May 21, 2009 -- People who suffer from acute back pain may find relief in the form of comfrey root, a plant long thought to have medicinal value.
A new study, funded by the drug company Merck and published in the British Journal of Sports Medicine, showed that people with acute back pain who used an ointment containing comfrey root extract had significant reductions in pain, compared to their peers who used a placebo ointment.
The researchers note that in previous studies comfrey root extract has been effective in the treatment of ankle sprains and arthritic knee pain.
The study included 120 participants between the ages of 18 and 60, all suffering from either upper or lower back pain not caused by an identifiable source like a slipped disc or trauma. They all rubbed 4 grams of ointment on their backs three times a day for five days. Half of the participants used ointment containing comfrey root extract and half did not. Neither the participants nor the researchers knew which participants were getting comfrey root ointment and which participants were getting the placebo.

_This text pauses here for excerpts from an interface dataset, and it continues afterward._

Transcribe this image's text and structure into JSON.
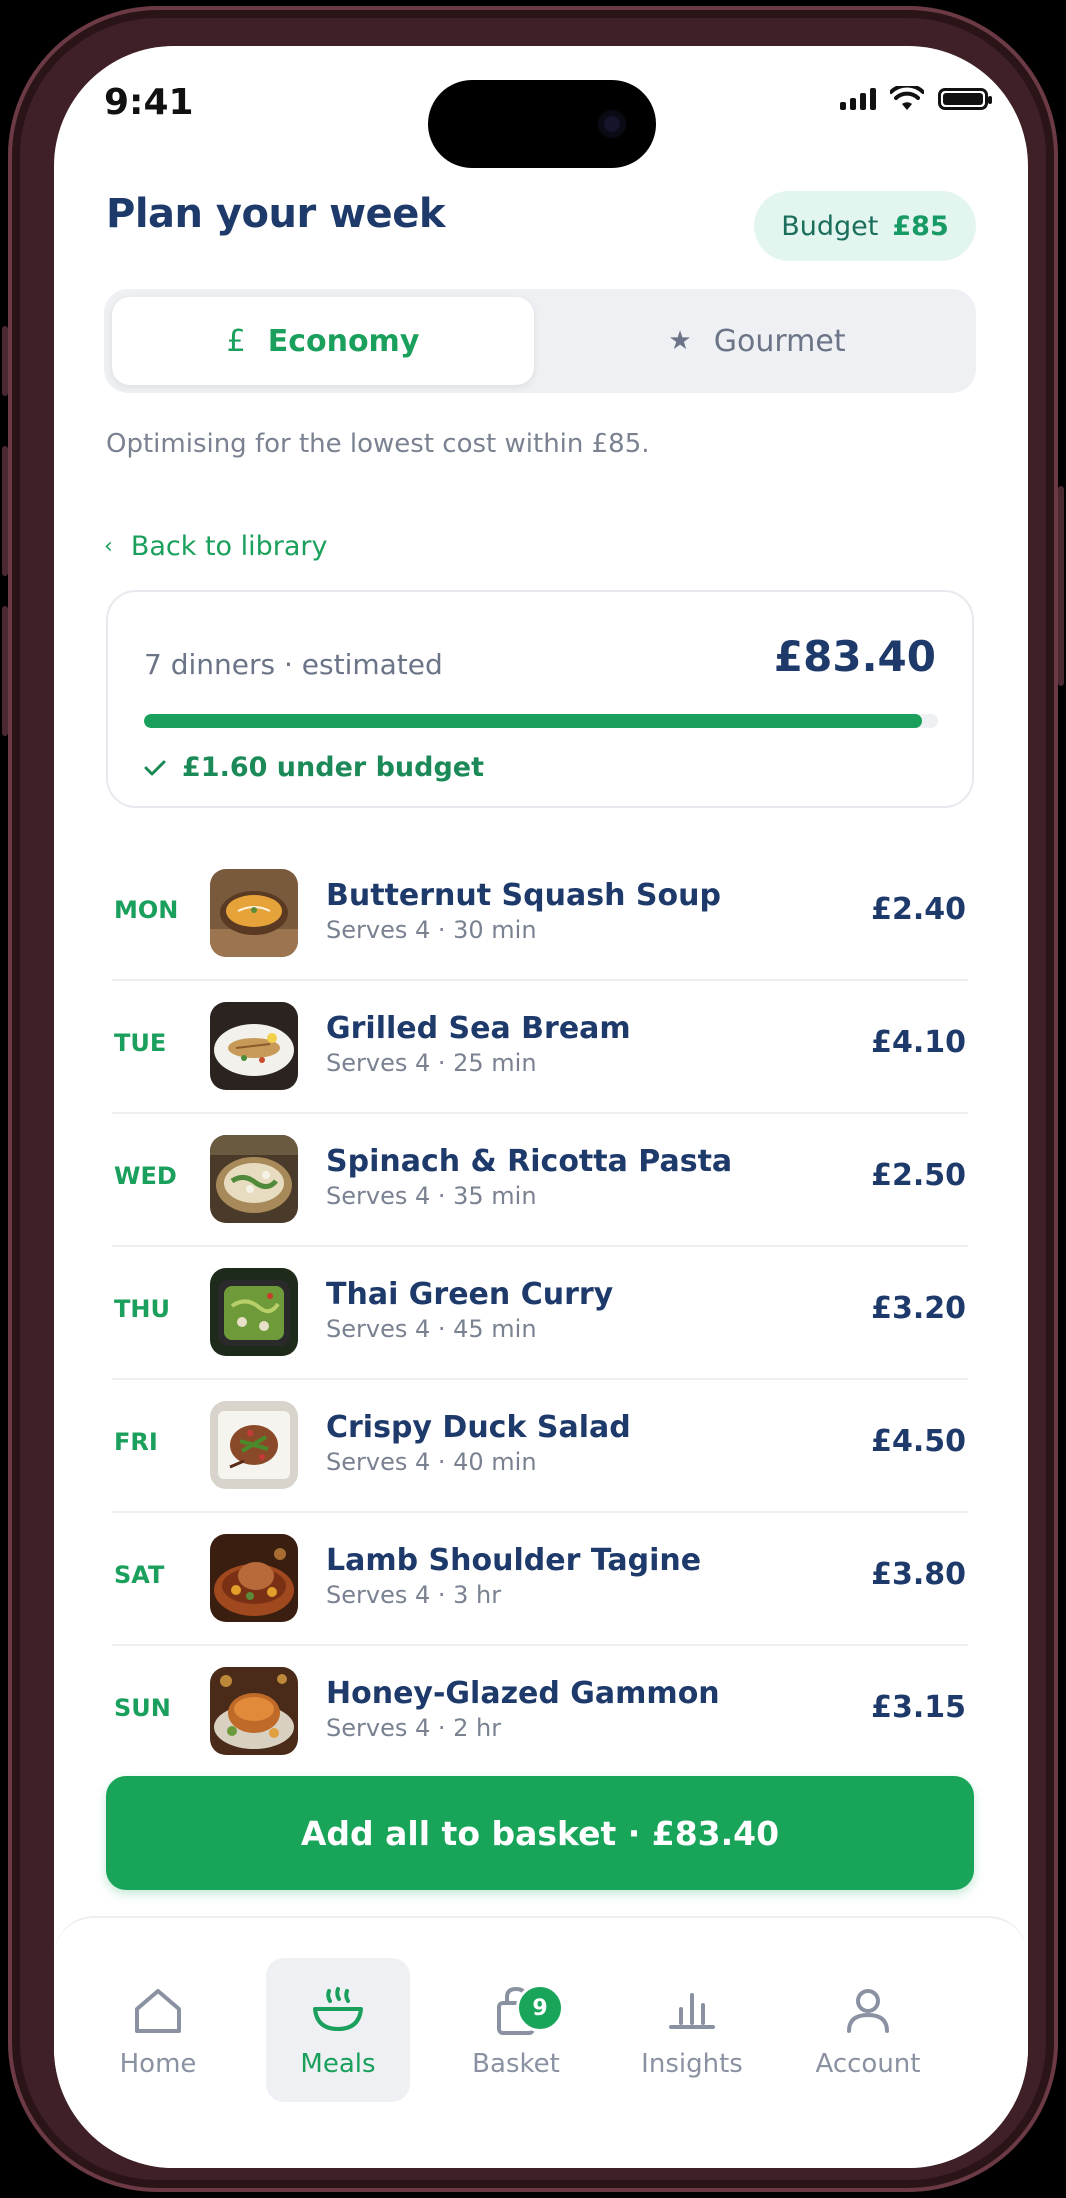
{
  "status_bar": {
    "time": "9:41"
  },
  "header": {
    "title": "Plan your week",
    "budget_label": "Budget",
    "budget_value": "£85"
  },
  "mode_toggle": {
    "options": [
      {
        "label": "Economy",
        "icon": "pound-icon",
        "active": true
      },
      {
        "label": "Gourmet",
        "icon": "star-icon",
        "active": false
      }
    ]
  },
  "subtitle": "Optimising for the lowest cost within £85.",
  "back_link": "Back to library",
  "summary": {
    "label": "7 dinners · estimated",
    "total": "£83.40",
    "progress_fraction": 0.98,
    "under_budget": "£1.60 under budget"
  },
  "meals": [
    {
      "day": "MON",
      "name": "Butternut Squash Soup",
      "meta": "Serves 4 · 30 min",
      "price": "£2.40"
    },
    {
      "day": "TUE",
      "name": "Grilled Sea Bream",
      "meta": "Serves 4 · 25 min",
      "price": "£4.10"
    },
    {
      "day": "WED",
      "name": "Spinach & Ricotta Pasta",
      "meta": "Serves 4 · 35 min",
      "price": "£2.50"
    },
    {
      "day": "THU",
      "name": "Thai Green Curry",
      "meta": "Serves 4 · 45 min",
      "price": "£3.20"
    },
    {
      "day": "FRI",
      "name": "Crispy Duck Salad",
      "meta": "Serves 4 · 40 min",
      "price": "£4.50"
    },
    {
      "day": "SAT",
      "name": "Lamb Shoulder Tagine",
      "meta": "Serves 4 · 3 hr",
      "price": "£3.80"
    },
    {
      "day": "SUN",
      "name": "Honey-Glazed Gammon",
      "meta": "Serves 4 · 2 hr",
      "price": "£3.15"
    }
  ],
  "cta": "Add all to basket · £83.40",
  "tabs": [
    {
      "label": "Home",
      "icon": "home-icon"
    },
    {
      "label": "Meals",
      "icon": "bowl-icon",
      "active": true
    },
    {
      "label": "Basket",
      "icon": "bag-icon",
      "badge": "9"
    },
    {
      "label": "Insights",
      "icon": "bar-chart-icon"
    },
    {
      "label": "Account",
      "icon": "person-icon"
    }
  ],
  "colors": {
    "accent": "#1aa05c",
    "navy": "#1e3a6b",
    "muted": "#7a8291",
    "pill_bg": "#e3f5ef"
  }
}
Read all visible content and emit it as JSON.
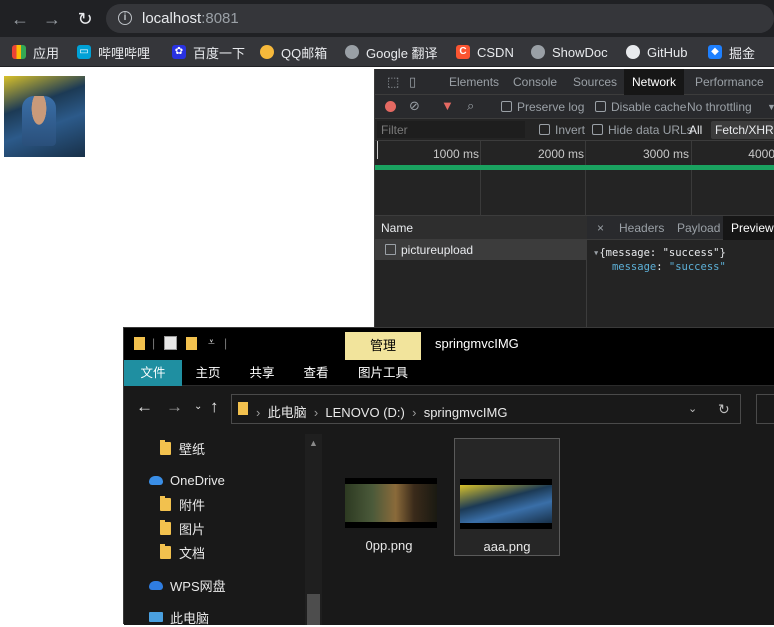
{
  "browser": {
    "url_host": "localhost",
    "url_port": ":8081",
    "bookmarks": [
      {
        "label": "应用",
        "icon": "apps-grid-icon",
        "color": "#f4b400"
      },
      {
        "label": "哔哩哔哩",
        "icon": "bilibili-icon",
        "color": "#00a1d6"
      },
      {
        "label": "百度一下",
        "icon": "baidu-paw-icon",
        "color": "#2932e1"
      },
      {
        "label": "QQ邮箱",
        "icon": "qq-mail-icon",
        "color": "#f6b93b"
      },
      {
        "label": "Google 翻译",
        "icon": "globe-icon",
        "color": "#9aa0a6"
      },
      {
        "label": "CSDN",
        "icon": "csdn-icon",
        "color": "#fc5531"
      },
      {
        "label": "ShowDoc",
        "icon": "globe-icon",
        "color": "#9aa0a6"
      },
      {
        "label": "GitHub",
        "icon": "github-icon",
        "color": "#e8eaed"
      },
      {
        "label": "掘金",
        "icon": "juejin-icon",
        "color": "#1e80ff"
      }
    ]
  },
  "devtools": {
    "tabs": [
      "Elements",
      "Console",
      "Sources",
      "Network",
      "Performance"
    ],
    "active_tab": "Network",
    "toolbar": {
      "preserve_log": "Preserve log",
      "disable_cache": "Disable cache",
      "throttling": "No throttling"
    },
    "filter": {
      "placeholder": "Filter",
      "invert": "Invert",
      "hide_data_urls": "Hide data URLs",
      "all": "All",
      "fetch_xhr": "Fetch/XHR"
    },
    "timeline_ticks": [
      "1000 ms",
      "2000 ms",
      "3000 ms",
      "4000"
    ],
    "name_header": "Name",
    "request_name": "pictureupload",
    "detail_tabs": [
      "Headers",
      "Payload",
      "Preview"
    ],
    "active_detail_tab": "Preview",
    "preview": {
      "summary_key": "message",
      "summary_value": "\"success\"",
      "key": "message",
      "value": "\"success\""
    }
  },
  "explorer": {
    "manage_tab": "管理",
    "folder_title": "springmvcIMG",
    "ribbon": [
      "文件",
      "主页",
      "共享",
      "查看",
      "图片工具"
    ],
    "breadcrumb": [
      "此电脑",
      "LENOVO (D:)",
      "springmvcIMG"
    ],
    "nav_items": [
      {
        "label": "壁纸",
        "icon": "folder-icon"
      },
      {
        "label": "OneDrive",
        "icon": "onedrive-cloud-icon"
      },
      {
        "label": "附件",
        "icon": "folder-icon"
      },
      {
        "label": "图片",
        "icon": "folder-icon"
      },
      {
        "label": "文档",
        "icon": "folder-icon"
      },
      {
        "label": "WPS网盘",
        "icon": "wps-cloud-icon"
      },
      {
        "label": "此电脑",
        "icon": "computer-icon"
      }
    ],
    "files": [
      {
        "name": "0pp.png",
        "selected": false
      },
      {
        "name": "aaa.png",
        "selected": true
      }
    ]
  }
}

Participants were asked to assess their back pain and how much it interfered with normal movement, plus their back pain at rest.
The placebo users saw their pain intensity drop 38% during the study period, while comfrey root ointment users had a 95% reduction in pain. Back pain at rest was reduced 97% in the comfrey root group and 40% in the placebo group. The comfrey root ointment seemed to take effect in less than an hour.
The researchers report that there were few side effects. They included nausea, cold, eczema, and runny nose in four participants given the comfrey root ointment, and headache and itchiness in the three participants given placebo.
“The results of this clinical trial are clear-cut and consistent across all primary and secondary efficacy variables,” the authors write in their conclusion. “Comfrey root extract shows a remarkably potent and clinically relevant effect in reducing acute back pain.”
The comfrey root ointment used in the study is sold in Germany under the name Kytta-Salbe but is not available in the U.S.